With social media becoming a major avenue for advertising, and mobile devices being the medium of access, there are numerous data points that global brands can cross-reference to get a more complete picture of their consumer, and their buying propensities. Analyzing these multitudes of data points is the reason behind the rise of big data solutions such as Hadoop.
However, Hadoop itself is only one Big Data framework, and consists of several different flavors. Facebook, which called itself the owner of the world’s largest Hadoop cluster, at 100 petabytes, outgrew its capabilities on Hadoop and is looking into a technology which would allow it to abstract its Hadoop workloads across several geographically dispersed datacenters.
When it comes to analytics projects that require intensive data warehousing, there is no one-size fits all answer for Big Data as the use cases can be extremely varied, ranging from short-term to long-term. Deploying Hadoop clusters requires specialized skills and proper capacity planning. In contrast, Big Data solutions in the cloud such as Amazon RedShift allow users to provision database nodes on demand and in a matter of minutes, without the need to take into account large outlays of infrastructure such as servers, and datacenter space. As a result, cloud-based Big Data can be a viable alternative for short-term analytics projects as well as fulfilling sandbox requirements to test out larger Big Data integration projects. Cloud-based Big Data may also make sense in situations where only a subset of the data is required for analysis as opposed to the entire dataset.

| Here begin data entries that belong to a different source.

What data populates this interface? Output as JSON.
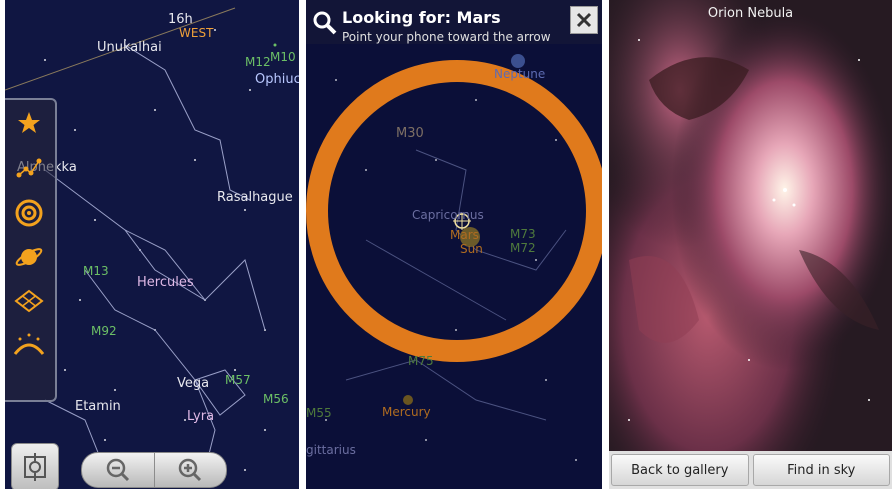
{
  "panel1": {
    "labels": {
      "hour": "16h",
      "west": "WEST",
      "unukalhai": "Unukalhai",
      "m12": "M12",
      "m10": "M10",
      "ophiuc": "Ophiuc",
      "alphekka": "Alphekka",
      "rasalhague": "Rasalhague",
      "m13": "M13",
      "hercules": "Hercules",
      "m92": "M92",
      "vega": "Vega",
      "m57": "M57",
      "m56": "M56",
      "etamin": "Etamin",
      "lyra": "Lyra"
    },
    "toolbar_icons": [
      "star-icon",
      "constellation-icon",
      "galaxy-icon",
      "planet-icon",
      "grid-icon",
      "horizon-icon"
    ]
  },
  "panel2": {
    "search": {
      "title": "Looking for: Mars",
      "subtitle": "Point your phone toward the arrow"
    },
    "labels": {
      "neptune": "Neptune",
      "m30": "M30",
      "capricornus": "Capricornus",
      "mars": "Mars",
      "sun": "Sun",
      "m73": "M73",
      "m72": "M72",
      "m75": "M75",
      "m55": "M55",
      "mercury": "Mercury",
      "sagittarius": "gittarius"
    }
  },
  "panel3": {
    "title": "Orion Nebula",
    "buttons": {
      "back": "Back to gallery",
      "find": "Find in sky"
    }
  },
  "colors": {
    "sky_background": "#101642",
    "ring": "#e07a1c",
    "planet_label": "#f0a13a",
    "messier_label": "#6cbf66",
    "constellation_label": "#e0b9e6"
  }
}
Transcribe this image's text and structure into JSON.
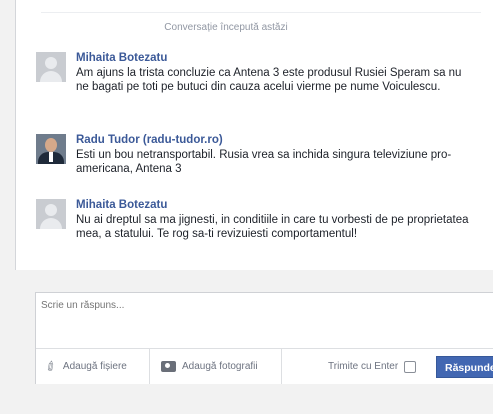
{
  "thread": {
    "started_label": "Conversație începută astăzi"
  },
  "messages": [
    {
      "sender": "Mihaita Botezatu",
      "text": "Am ajuns la trista concluzie ca Antena 3 este produsul Rusiei    Speram sa nu ne bagati pe toti pe butuci din cauza acelui vierme pe nume Voiculescu.",
      "avatar": "default-avatar-icon"
    },
    {
      "sender": "Radu Tudor (radu-tudor.ro)",
      "text": "Esti un bou netransportabil. Rusia vrea sa inchida singura televiziune pro-americana, Antena 3",
      "avatar": "profile-photo"
    },
    {
      "sender": "Mihaita Botezatu",
      "text": "Nu ai dreptul sa ma jignesti, in conditiile in care tu vorbesti de pe proprietatea mea, a statului. Te rog sa-ti revizuiesti comportamentul!",
      "avatar": "default-avatar-icon"
    }
  ],
  "composer": {
    "placeholder": "Scrie un răspuns...",
    "attach_file_label": "Adaugă fișiere",
    "add_photos_label": "Adaugă fotografii",
    "send_with_enter_label": "Trimite cu Enter",
    "send_with_enter_checked": false,
    "reply_button_label": "Răspunde"
  },
  "colors": {
    "sender_name": "#3b5998",
    "reply_button": "#4267b2",
    "background": "#f2f2f2"
  }
}
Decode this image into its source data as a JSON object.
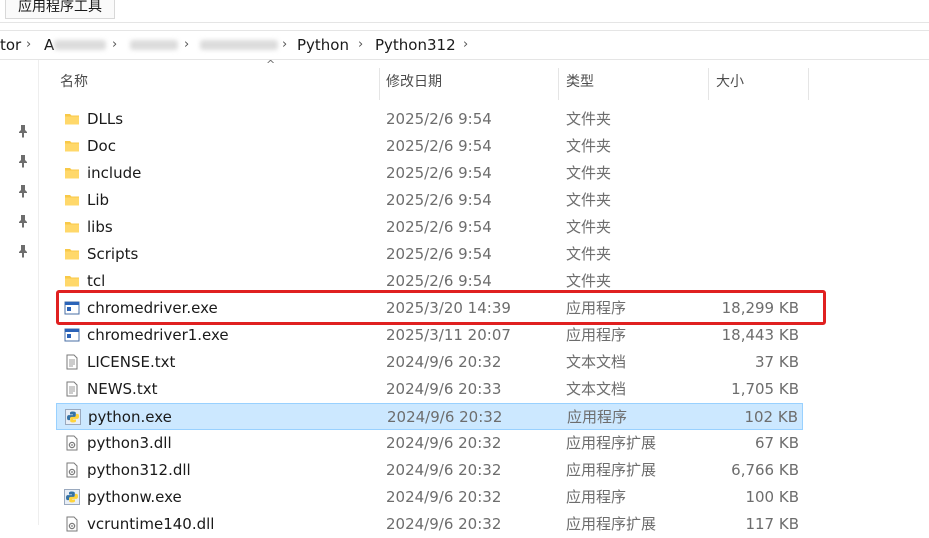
{
  "ribbon": {
    "tab_label": "应用程序工具"
  },
  "breadcrumb": {
    "prefix": "tor",
    "obscured_1": "A",
    "current_parent": "Python",
    "current": "Python312"
  },
  "columns": {
    "name": "名称",
    "date": "修改日期",
    "type": "类型",
    "size": "大小"
  },
  "files": [
    {
      "name": "DLLs",
      "date": "2025/2/6 9:54",
      "type": "文件夹",
      "size": "",
      "icon": "folder-icon"
    },
    {
      "name": "Doc",
      "date": "2025/2/6 9:54",
      "type": "文件夹",
      "size": "",
      "icon": "folder-icon"
    },
    {
      "name": "include",
      "date": "2025/2/6 9:54",
      "type": "文件夹",
      "size": "",
      "icon": "folder-icon"
    },
    {
      "name": "Lib",
      "date": "2025/2/6 9:54",
      "type": "文件夹",
      "size": "",
      "icon": "folder-icon"
    },
    {
      "name": "libs",
      "date": "2025/2/6 9:54",
      "type": "文件夹",
      "size": "",
      "icon": "folder-icon"
    },
    {
      "name": "Scripts",
      "date": "2025/2/6 9:54",
      "type": "文件夹",
      "size": "",
      "icon": "folder-icon"
    },
    {
      "name": "tcl",
      "date": "2025/2/6 9:54",
      "type": "文件夹",
      "size": "",
      "icon": "folder-icon"
    },
    {
      "name": "chromedriver.exe",
      "date": "2025/3/20 14:39",
      "type": "应用程序",
      "size": "18,299 KB",
      "icon": "app-window-icon"
    },
    {
      "name": "chromedriver1.exe",
      "date": "2025/3/11 20:07",
      "type": "应用程序",
      "size": "18,443 KB",
      "icon": "app-window-icon"
    },
    {
      "name": "LICENSE.txt",
      "date": "2024/9/6 20:32",
      "type": "文本文档",
      "size": "37 KB",
      "icon": "text-file-icon"
    },
    {
      "name": "NEWS.txt",
      "date": "2024/9/6 20:33",
      "type": "文本文档",
      "size": "1,705 KB",
      "icon": "text-file-icon"
    },
    {
      "name": "python.exe",
      "date": "2024/9/6 20:32",
      "type": "应用程序",
      "size": "102 KB",
      "icon": "python-icon"
    },
    {
      "name": "python3.dll",
      "date": "2024/9/6 20:32",
      "type": "应用程序扩展",
      "size": "67 KB",
      "icon": "dll-file-icon"
    },
    {
      "name": "python312.dll",
      "date": "2024/9/6 20:32",
      "type": "应用程序扩展",
      "size": "6,766 KB",
      "icon": "dll-file-icon"
    },
    {
      "name": "pythonw.exe",
      "date": "2024/9/6 20:32",
      "type": "应用程序",
      "size": "100 KB",
      "icon": "python-icon"
    },
    {
      "name": "vcruntime140.dll",
      "date": "2024/9/6 20:32",
      "type": "应用程序扩展",
      "size": "117 KB",
      "icon": "dll-file-icon"
    }
  ],
  "selected_file": "python.exe",
  "highlighted_file": "chromedriver.exe",
  "colors": {
    "selection_bg": "#cce8ff",
    "selection_border": "#99d1ff",
    "highlight_box": "#e02020",
    "folder_yellow": "#f8c948"
  }
}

With cloud integration, much of the complexity of connecting to data sources and targets is abstracted away. Consequently, when a cloud-based Big Data deployment is combined with a cloud integration solution, it can result in even more time and cost savings and get the projects off the ground much faster.
We’ll be discussing several use cases around cloud-based Big Data in our webinar on August 22nd, Big Data in the Cloud with Informatica Cloud and Amazon Redshift, with special guests from Amazon on the event.